### DATA RECORDS ###
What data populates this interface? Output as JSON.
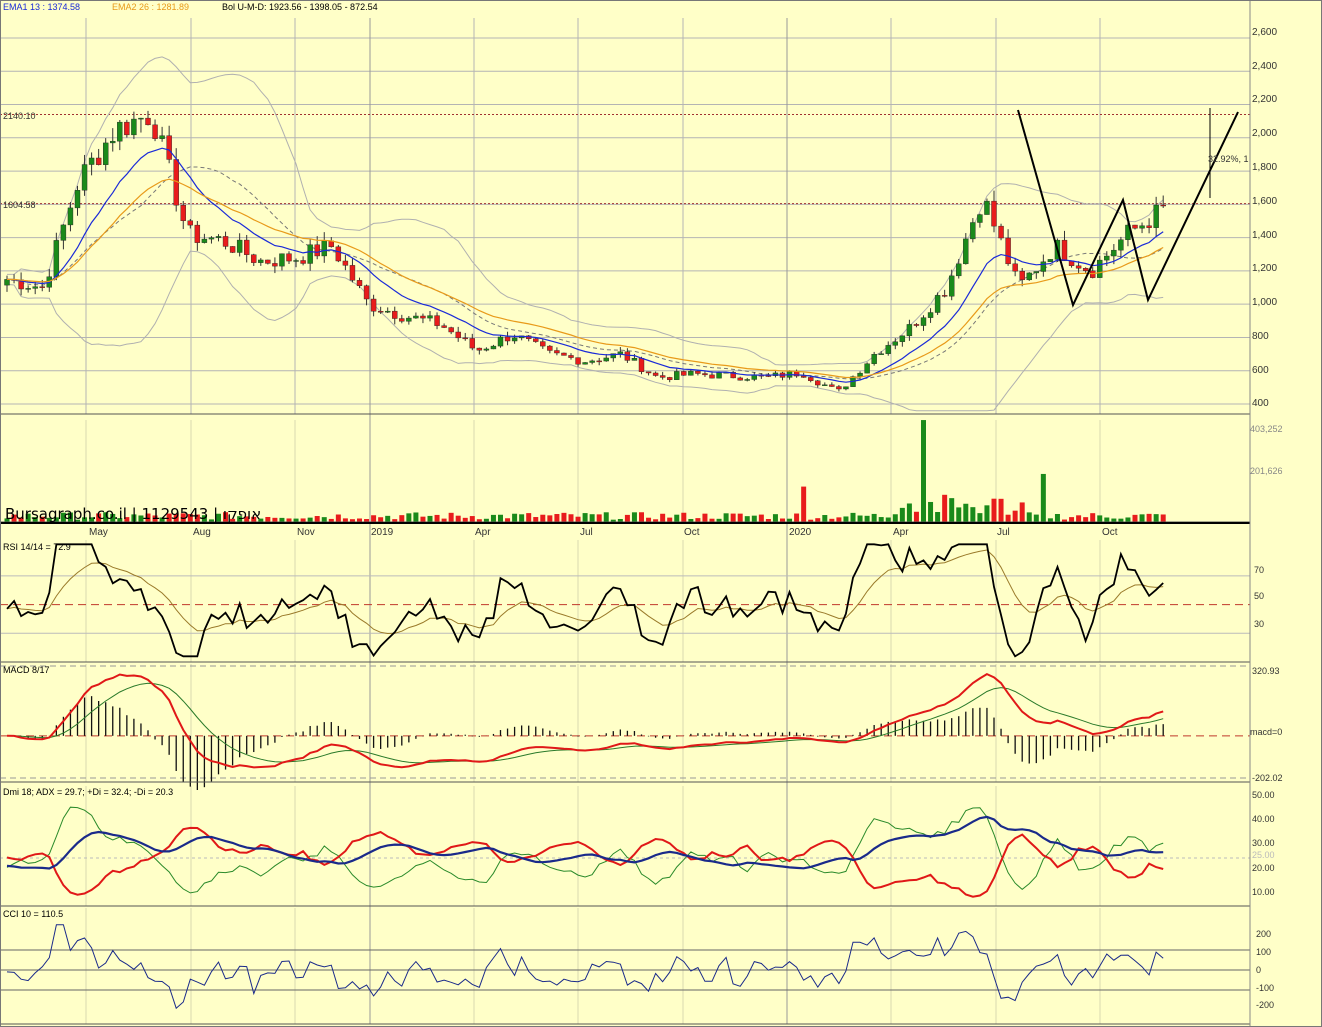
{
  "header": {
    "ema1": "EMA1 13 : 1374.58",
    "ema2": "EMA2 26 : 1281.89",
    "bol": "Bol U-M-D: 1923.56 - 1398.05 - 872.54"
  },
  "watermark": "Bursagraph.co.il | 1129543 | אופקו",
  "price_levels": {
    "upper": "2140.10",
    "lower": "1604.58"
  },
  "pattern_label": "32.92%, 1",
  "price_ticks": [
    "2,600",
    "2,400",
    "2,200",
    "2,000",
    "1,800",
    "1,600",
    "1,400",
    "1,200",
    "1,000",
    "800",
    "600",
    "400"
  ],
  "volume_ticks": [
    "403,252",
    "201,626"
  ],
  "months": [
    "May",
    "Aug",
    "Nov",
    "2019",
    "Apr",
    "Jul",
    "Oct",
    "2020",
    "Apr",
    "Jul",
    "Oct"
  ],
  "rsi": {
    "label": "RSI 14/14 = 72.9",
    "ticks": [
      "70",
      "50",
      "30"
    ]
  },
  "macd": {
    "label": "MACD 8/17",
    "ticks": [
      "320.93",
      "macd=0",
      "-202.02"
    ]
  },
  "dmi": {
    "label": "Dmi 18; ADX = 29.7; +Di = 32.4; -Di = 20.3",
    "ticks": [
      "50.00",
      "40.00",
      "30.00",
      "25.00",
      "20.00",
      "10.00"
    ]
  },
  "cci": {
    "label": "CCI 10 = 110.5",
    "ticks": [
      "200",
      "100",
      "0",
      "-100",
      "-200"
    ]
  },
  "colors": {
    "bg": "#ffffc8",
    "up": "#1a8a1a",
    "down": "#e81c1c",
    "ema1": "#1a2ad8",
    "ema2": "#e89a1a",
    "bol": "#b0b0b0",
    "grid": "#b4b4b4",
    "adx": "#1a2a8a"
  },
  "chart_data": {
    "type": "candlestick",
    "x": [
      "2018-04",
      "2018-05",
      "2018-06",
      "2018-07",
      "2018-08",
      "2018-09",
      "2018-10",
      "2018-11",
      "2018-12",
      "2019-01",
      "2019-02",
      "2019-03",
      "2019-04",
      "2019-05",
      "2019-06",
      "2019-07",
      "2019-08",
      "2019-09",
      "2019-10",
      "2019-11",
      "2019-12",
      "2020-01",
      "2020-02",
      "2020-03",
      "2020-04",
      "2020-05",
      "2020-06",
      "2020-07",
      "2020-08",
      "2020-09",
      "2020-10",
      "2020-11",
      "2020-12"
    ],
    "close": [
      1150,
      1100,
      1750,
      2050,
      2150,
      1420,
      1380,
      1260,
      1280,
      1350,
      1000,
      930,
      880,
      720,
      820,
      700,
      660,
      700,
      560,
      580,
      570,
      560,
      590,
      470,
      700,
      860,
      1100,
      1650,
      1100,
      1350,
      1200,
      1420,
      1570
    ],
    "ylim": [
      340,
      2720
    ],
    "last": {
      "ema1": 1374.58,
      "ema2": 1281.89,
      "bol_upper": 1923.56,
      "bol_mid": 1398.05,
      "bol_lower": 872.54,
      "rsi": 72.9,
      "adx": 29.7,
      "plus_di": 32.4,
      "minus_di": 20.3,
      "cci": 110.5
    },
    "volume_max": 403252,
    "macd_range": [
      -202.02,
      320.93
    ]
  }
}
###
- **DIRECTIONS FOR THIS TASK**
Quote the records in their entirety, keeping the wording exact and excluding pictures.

- **EXPECTED ANSWER**
What data populates this interface? Output as JSON.
{
  "header": {
    "ema1": "EMA1 13 : 1374.58",
    "ema2": "EMA2 26 : 1281.89",
    "bol": "Bol U-M-D: 1923.56 - 1398.05 - 872.54"
  },
  "watermark": "Bursagraph.co.il | 1129543 | אופקו",
  "price_levels": {
    "upper": "2140.10",
    "lower": "1604.58"
  },
  "pattern_label": "32.92%, 1",
  "price_ticks": [
    "2,600",
    "2,400",
    "2,200",
    "2,000",
    "1,800",
    "1,600",
    "1,400",
    "1,200",
    "1,000",
    "800",
    "600",
    "400"
  ],
  "volume_ticks": [
    "403,252",
    "201,626"
  ],
  "months": [
    "May",
    "Aug",
    "Nov",
    "2019",
    "Apr",
    "Jul",
    "Oct",
    "2020",
    "Apr",
    "Jul",
    "Oct"
  ],
  "rsi": {
    "label": "RSI 14/14 = 72.9",
    "ticks": [
      "70",
      "50",
      "30"
    ]
  },
  "macd": {
    "label": "MACD 8/17",
    "ticks": [
      "320.93",
      "macd=0",
      "-202.02"
    ]
  },
  "dmi": {
    "label": "Dmi 18; ADX = 29.7; +Di = 32.4; -Di = 20.3",
    "ticks": [
      "50.00",
      "40.00",
      "30.00",
      "25.00",
      "20.00",
      "10.00"
    ]
  },
  "cci": {
    "label": "CCI 10 = 110.5",
    "ticks": [
      "200",
      "100",
      "0",
      "-100",
      "-200"
    ]
  },
  "colors": {
    "bg": "#ffffc8",
    "up": "#1a8a1a",
    "down": "#e81c1c",
    "ema1": "#1a2ad8",
    "ema2": "#e89a1a",
    "bol": "#b0b0b0",
    "grid": "#b4b4b4",
    "adx": "#1a2a8a"
  },
  "chart_data": {
    "type": "candlestick",
    "x": [
      "2018-04",
      "2018-05",
      "2018-06",
      "2018-07",
      "2018-08",
      "2018-09",
      "2018-10",
      "2018-11",
      "2018-12",
      "2019-01",
      "2019-02",
      "2019-03",
      "2019-04",
      "2019-05",
      "2019-06",
      "2019-07",
      "2019-08",
      "2019-09",
      "2019-10",
      "2019-11",
      "2019-12",
      "2020-01",
      "2020-02",
      "2020-03",
      "2020-04",
      "2020-05",
      "2020-06",
      "2020-07",
      "2020-08",
      "2020-09",
      "2020-10",
      "2020-11",
      "2020-12"
    ],
    "close": [
      1150,
      1100,
      1750,
      2050,
      2150,
      1420,
      1380,
      1260,
      1280,
      1350,
      1000,
      930,
      880,
      720,
      820,
      700,
      660,
      700,
      560,
      580,
      570,
      560,
      590,
      470,
      700,
      860,
      1100,
      1650,
      1100,
      1350,
      1200,
      1420,
      1570
    ],
    "ylim": [
      340,
      2720
    ],
    "last": {
      "ema1": 1374.58,
      "ema2": 1281.89,
      "bol_upper": 1923.56,
      "bol_mid": 1398.05,
      "bol_lower": 872.54,
      "rsi": 72.9,
      "adx": 29.7,
      "plus_di": 32.4,
      "minus_di": 20.3,
      "cci": 110.5
    },
    "volume_max": 403252,
    "macd_range": [
      -202.02,
      320.93
    ]
  }
}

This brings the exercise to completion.